■ WORK INSTRUCTION
Look through the lines below and copy each one that includes "сборок".

■ RECORDED DATA
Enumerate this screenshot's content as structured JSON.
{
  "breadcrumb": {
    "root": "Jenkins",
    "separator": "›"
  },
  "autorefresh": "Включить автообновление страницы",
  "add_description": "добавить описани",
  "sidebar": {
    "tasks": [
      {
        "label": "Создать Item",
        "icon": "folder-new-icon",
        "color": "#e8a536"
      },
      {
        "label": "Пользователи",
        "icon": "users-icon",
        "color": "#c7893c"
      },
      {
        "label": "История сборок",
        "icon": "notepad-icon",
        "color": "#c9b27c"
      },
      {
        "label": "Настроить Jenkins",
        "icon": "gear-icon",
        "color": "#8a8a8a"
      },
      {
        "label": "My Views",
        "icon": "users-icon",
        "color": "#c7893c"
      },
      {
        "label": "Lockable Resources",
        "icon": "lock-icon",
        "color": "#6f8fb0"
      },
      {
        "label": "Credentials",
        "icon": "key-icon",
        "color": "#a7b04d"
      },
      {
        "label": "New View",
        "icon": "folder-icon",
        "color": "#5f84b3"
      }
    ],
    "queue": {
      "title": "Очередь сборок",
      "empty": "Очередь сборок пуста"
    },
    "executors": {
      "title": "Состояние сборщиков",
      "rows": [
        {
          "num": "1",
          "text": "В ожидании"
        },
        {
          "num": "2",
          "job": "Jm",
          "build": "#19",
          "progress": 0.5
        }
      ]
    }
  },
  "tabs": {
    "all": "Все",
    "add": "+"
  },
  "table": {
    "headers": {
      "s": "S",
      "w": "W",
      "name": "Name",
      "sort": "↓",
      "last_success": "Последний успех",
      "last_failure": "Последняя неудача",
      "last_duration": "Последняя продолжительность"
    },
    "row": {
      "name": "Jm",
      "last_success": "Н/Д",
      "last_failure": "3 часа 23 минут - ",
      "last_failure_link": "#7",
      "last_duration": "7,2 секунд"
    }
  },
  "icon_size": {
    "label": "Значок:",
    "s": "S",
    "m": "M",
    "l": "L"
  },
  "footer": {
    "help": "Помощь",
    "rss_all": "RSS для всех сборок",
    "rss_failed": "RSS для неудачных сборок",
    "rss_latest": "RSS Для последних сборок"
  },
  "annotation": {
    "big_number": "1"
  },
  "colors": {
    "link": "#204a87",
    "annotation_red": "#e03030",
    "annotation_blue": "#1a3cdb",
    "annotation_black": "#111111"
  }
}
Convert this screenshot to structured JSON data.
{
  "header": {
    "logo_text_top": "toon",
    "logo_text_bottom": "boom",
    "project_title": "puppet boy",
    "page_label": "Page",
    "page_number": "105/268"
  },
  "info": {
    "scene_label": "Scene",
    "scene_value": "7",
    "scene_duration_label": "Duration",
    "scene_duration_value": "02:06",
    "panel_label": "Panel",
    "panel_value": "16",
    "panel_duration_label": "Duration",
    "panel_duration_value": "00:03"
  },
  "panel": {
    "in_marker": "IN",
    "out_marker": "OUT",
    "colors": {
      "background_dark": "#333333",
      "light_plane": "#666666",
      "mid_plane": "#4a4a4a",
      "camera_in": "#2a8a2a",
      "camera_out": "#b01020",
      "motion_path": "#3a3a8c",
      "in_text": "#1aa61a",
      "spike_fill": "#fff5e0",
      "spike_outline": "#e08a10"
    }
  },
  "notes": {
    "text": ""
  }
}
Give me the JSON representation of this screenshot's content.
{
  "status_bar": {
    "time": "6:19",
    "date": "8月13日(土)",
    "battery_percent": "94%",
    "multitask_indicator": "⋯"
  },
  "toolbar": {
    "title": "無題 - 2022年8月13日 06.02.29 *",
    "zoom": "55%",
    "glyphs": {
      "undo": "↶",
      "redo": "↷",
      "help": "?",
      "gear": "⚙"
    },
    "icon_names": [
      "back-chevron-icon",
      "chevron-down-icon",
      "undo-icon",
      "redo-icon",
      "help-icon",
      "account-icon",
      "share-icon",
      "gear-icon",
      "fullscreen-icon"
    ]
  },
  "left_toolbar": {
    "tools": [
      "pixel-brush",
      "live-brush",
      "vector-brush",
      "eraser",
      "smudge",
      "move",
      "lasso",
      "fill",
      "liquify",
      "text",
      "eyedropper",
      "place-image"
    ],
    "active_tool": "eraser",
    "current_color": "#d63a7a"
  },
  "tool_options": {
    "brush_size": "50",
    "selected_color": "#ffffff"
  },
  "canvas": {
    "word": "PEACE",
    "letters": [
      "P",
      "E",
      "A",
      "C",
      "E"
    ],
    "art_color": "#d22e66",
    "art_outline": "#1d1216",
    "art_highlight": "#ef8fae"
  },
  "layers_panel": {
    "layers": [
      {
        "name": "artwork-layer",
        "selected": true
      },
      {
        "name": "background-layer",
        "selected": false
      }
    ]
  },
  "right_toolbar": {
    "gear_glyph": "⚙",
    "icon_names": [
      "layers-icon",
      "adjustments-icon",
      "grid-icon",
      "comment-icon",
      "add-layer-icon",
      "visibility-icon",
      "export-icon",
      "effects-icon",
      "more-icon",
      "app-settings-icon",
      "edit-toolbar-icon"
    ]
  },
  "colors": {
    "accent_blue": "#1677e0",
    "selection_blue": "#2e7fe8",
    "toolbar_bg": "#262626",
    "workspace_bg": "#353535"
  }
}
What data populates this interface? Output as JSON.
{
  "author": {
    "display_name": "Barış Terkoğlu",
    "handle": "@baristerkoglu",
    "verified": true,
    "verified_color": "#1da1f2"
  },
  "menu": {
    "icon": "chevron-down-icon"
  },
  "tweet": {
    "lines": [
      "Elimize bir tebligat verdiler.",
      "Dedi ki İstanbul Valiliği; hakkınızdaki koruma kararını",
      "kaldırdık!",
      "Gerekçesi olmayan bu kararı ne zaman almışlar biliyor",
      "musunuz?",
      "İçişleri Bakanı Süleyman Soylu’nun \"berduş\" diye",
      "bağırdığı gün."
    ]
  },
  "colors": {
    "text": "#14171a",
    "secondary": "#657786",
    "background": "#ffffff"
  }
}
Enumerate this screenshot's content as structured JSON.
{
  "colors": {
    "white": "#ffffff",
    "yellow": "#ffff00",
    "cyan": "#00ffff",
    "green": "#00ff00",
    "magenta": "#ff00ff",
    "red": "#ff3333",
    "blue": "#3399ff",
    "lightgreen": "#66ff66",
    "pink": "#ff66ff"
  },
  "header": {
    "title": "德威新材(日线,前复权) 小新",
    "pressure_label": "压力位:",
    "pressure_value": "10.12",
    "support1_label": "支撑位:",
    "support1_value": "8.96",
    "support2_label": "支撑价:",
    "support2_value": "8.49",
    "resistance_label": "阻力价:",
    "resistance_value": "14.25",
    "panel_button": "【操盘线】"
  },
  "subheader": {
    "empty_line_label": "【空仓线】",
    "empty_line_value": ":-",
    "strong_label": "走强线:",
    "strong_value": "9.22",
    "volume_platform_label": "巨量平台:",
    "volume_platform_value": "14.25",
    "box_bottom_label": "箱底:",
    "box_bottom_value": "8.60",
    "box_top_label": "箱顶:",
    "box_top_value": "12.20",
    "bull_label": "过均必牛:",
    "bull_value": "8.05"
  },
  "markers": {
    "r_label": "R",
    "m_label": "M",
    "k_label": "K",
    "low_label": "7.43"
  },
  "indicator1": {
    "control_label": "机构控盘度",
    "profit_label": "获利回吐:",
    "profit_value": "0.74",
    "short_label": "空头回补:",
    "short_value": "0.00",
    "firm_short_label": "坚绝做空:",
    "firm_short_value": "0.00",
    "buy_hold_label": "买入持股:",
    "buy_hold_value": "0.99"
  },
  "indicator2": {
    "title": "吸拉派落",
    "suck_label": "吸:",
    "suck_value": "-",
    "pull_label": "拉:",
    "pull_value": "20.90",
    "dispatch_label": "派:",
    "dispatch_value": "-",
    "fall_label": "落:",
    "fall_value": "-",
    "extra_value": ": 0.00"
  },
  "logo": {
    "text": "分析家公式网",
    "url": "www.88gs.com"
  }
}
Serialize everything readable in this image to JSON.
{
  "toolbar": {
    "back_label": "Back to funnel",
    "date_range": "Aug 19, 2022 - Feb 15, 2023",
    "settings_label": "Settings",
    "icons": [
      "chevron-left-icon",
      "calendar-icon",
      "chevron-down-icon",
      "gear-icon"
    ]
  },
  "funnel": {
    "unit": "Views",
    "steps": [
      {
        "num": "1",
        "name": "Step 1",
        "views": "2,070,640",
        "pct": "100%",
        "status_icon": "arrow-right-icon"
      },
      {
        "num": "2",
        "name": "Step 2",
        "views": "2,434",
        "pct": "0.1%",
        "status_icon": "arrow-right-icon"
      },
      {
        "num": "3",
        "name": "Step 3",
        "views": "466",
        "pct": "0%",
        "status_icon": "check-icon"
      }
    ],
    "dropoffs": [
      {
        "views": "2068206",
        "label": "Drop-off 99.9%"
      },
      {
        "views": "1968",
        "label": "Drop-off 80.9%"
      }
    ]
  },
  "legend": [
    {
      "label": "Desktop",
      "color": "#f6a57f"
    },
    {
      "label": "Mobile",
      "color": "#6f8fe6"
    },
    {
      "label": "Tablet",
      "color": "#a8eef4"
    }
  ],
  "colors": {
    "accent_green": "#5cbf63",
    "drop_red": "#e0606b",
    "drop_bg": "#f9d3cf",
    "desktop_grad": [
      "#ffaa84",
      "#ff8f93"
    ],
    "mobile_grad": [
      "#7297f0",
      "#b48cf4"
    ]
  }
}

■ RESULT FOR THIS TASK
        "label": "История сборок",
      "title": "Очередь сборок",
      "empty": "Очередь сборок пуста"
    "rss_all": "RSS для всех сборок",
    "rss_failed": "RSS для неудачных сборок",
    "rss_latest": "RSS Для последних сборок"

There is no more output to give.